[Work request]:
The records that follow must be printed exactly as they are.

[Records provided]:

□ □ □ □

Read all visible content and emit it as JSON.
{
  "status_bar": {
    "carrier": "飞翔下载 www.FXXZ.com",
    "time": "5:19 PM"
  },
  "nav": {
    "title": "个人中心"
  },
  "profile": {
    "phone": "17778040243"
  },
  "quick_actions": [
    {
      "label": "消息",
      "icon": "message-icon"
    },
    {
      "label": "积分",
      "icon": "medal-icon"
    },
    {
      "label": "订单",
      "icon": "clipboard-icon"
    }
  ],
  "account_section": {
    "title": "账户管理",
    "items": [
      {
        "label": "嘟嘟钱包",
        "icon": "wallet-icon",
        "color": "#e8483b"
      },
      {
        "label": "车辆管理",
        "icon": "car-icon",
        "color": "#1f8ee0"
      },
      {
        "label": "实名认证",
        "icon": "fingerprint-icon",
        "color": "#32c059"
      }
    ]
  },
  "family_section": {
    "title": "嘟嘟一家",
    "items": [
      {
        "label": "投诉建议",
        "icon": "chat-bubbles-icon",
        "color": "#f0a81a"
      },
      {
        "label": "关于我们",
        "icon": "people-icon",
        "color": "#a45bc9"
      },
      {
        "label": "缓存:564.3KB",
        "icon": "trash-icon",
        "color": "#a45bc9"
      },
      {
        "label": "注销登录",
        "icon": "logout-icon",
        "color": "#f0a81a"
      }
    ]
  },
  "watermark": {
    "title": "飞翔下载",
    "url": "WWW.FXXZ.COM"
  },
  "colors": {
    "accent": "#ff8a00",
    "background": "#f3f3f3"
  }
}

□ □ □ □

[Solution for this problem]:
Read all visible content and emit it as JSON.
{
  "status_bar": {
    "carrier": "飞翔下载 www.FXXZ.com",
    "time": "5:19 PM"
  },
  "nav": {
    "title": "个人中心"
  },
  "profile": {
    "phone": "17778040243"
  },
  "quick_actions": [
    {
      "label": "消息",
      "icon": "message-icon"
    },
    {
      "label": "积分",
      "icon": "medal-icon"
    },
    {
      "label": "订单",
      "icon": "clipboard-icon"
    }
  ],
  "account_section": {
    "title": "账户管理",
    "items": [
      {
        "label": "嘟嘟钱包",
        "icon": "wallet-icon",
        "color": "#e8483b"
      },
      {
        "label": "车辆管理",
        "icon": "car-icon",
        "color": "#1f8ee0"
      },
      {
        "label": "实名认证",
        "icon": "fingerprint-icon",
        "color": "#32c059"
      }
    ]
  },
  "family_section": {
    "title": "嘟嘟一家",
    "items": [
      {
        "label": "投诉建议",
        "icon": "chat-bubbles-icon",
        "color": "#f0a81a"
      },
      {
        "label": "关于我们",
        "icon": "people-icon",
        "color": "#a45bc9"
      },
      {
        "label": "缓存:564.3KB",
        "icon": "trash-icon",
        "color": "#a45bc9"
      },
      {
        "label": "注销登录",
        "icon": "logout-icon",
        "color": "#f0a81a"
      }
    ]
  },
  "watermark": {
    "title": "飞翔下载",
    "url": "WWW.FXXZ.COM"
  },
  "colors": {
    "accent": "#ff8a00",
    "background": "#f3f3f3"
  }
}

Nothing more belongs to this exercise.